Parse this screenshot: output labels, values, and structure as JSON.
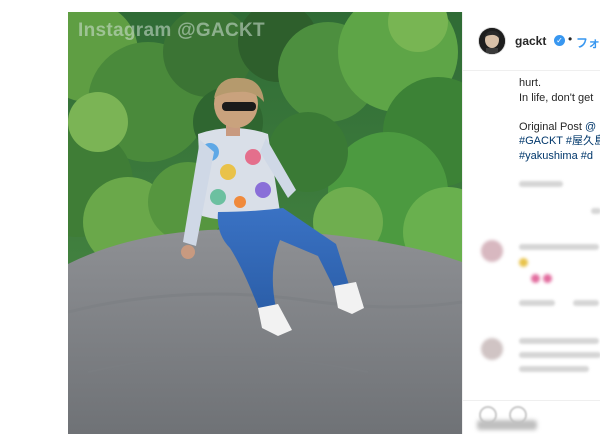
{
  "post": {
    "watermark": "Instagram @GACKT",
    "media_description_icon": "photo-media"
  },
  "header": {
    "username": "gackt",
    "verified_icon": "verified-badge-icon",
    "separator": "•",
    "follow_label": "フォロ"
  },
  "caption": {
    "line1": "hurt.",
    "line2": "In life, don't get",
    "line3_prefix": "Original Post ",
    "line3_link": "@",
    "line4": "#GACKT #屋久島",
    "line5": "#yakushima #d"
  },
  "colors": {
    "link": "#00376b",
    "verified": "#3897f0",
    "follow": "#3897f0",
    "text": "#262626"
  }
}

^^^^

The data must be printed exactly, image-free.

Solution to this exercise:
Parse this screenshot: output labels, values, and structure as JSON.
{
  "post": {
    "watermark": "Instagram @GACKT",
    "media_description_icon": "photo-media"
  },
  "header": {
    "username": "gackt",
    "verified_icon": "verified-badge-icon",
    "separator": "•",
    "follow_label": "フォロ"
  },
  "caption": {
    "line1": "hurt.",
    "line2": "In life, don't get",
    "line3_prefix": "Original Post ",
    "line3_link": "@",
    "line4": "#GACKT #屋久島",
    "line5": "#yakushima #d"
  },
  "colors": {
    "link": "#00376b",
    "verified": "#3897f0",
    "follow": "#3897f0",
    "text": "#262626"
  }
}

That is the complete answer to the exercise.